I believe that is important to remember the actually wording of the petition signed by over 19,000 people in 2007, which was; “We, the undersigned, petition the States of Jersey as follows – The Minister of Treasury & Resources is requested to take no further steps to introduce a Goods and Services Tax in Jersey until public finances have been examined independently to identify potential savings and until alternative methods of raising funds have been investigated”
This has still not been done with any vigour, and as we know the rate of GST was set at 3% and pretty soon increased to the present level of 5%, despite assurances that this would not happen (from Senator Ozouf). So the many million pound question is will it rise again and when? As GST now raises about £85 Million annually (every 1% raises £17 Million) – it could be a blunt instrument to plug the States Income & Expenditure gap.
The softening of any increase could be to take it off food, a much debated and contentious area, at a cost of about £10 Million a year. This would not be that difficult to administer and not much more expensive to collect. It would have an effect on inflation and on the Retail Price Index, however, this may be seen as a “blip” to the powers that be.
Although some Ministers may say they would never do this we should treat any such “promises” with caution. The above figures speak for themselves and will fill a sizeable black hole. I can hear Ministers saying, “well we’ve looked at everything else and it is with some regret … but it MUST be done”
While I am in no doubt that we as ordinary people will pay more in taxes and charges there are those who are paying nothing or getting preferential treatment – so the public should now, I believe, be questioning whether this is fair and reasonable or indeed sustainable in the present financial climate.
For example International Service Entities pay an annual fee of £150 a year to get exemption from GST. This is a very good deal that most households would welcome, however it’s not available to us! On a number of occasions ISE’s have been consulted as to whether they would like to pay more and guess what they said? It may well be time to increase this fee to £1,000 per year or scrap ISE status altogether
Companies paying no tax
A way has still not been found to get a tax contribution from those companies paying nothing, it has been considered to difficult to do. However most people would agree that when the window cleaner is paying more tax than the company something is wrong! A quick backwards glance at the tax collection figures shows that company tax take has reduced in real terms in the last ten years whilst individual taxpayers contributions have risen significantly.
To add insult to injury some of those companies paying nothing are charging us UK equivalent prices – including VAT – in the high street, also we may perhaps be building some posh new offices for other non-contributors to settle on public land.
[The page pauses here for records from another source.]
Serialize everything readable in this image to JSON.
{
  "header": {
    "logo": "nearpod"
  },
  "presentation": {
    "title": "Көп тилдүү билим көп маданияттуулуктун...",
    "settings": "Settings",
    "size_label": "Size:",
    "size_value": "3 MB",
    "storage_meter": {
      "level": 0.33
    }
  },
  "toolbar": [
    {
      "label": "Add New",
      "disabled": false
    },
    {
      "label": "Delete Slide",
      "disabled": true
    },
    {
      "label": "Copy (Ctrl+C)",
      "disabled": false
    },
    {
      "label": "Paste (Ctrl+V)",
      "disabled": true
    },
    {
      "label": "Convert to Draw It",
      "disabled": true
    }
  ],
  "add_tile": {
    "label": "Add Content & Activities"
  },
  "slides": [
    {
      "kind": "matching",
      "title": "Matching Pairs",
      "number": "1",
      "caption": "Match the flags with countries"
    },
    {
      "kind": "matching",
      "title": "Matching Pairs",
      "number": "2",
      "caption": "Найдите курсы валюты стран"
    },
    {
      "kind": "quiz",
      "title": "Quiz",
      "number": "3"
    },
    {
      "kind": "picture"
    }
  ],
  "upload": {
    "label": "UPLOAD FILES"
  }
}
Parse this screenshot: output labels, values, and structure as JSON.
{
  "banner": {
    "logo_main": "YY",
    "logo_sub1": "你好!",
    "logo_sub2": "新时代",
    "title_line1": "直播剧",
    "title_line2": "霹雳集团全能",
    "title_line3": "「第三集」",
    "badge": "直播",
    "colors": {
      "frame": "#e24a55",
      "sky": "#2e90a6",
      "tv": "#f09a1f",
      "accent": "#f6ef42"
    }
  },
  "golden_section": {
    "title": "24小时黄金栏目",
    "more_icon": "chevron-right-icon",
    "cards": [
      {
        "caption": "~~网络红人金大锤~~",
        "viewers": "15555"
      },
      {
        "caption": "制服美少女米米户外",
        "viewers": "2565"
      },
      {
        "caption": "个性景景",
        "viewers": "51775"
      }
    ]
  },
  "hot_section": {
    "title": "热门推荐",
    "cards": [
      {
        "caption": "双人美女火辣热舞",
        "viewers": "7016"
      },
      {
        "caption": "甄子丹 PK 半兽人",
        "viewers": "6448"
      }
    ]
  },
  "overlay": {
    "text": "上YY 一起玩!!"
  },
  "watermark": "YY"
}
Could we be told of some of the economic benefit of those with the posh offices or new arrivals. Perhaps greater transparency regarding which companies are paying tax and those that are not is required so that we as consumers can make informed decisions about who we give our custom to.
I have no doubt that some, if not all of the above mentioned will happen in the next five years. Although this may appear to be somewhat pessimistic, my analysis is based on facts rather than rhetoric!
However, the warning signs are there to see and are publicly available and should, I believe act as a warning to the public of what’s waiting in the wings.
Finally the States taking money from the Jersey public in one or more of the above ways will lead to us having less disposable income – or spending power – hardly a catalyst for economic growth in the domestic economy, regardless of how many times one Minister or another mutters this as being a “strategic objective” (and also a good sound-bite). So the Jersey public may well ask; “are we really any better off since the introduction of Ministerial Government in 2005 and when exactly did we vote for it?”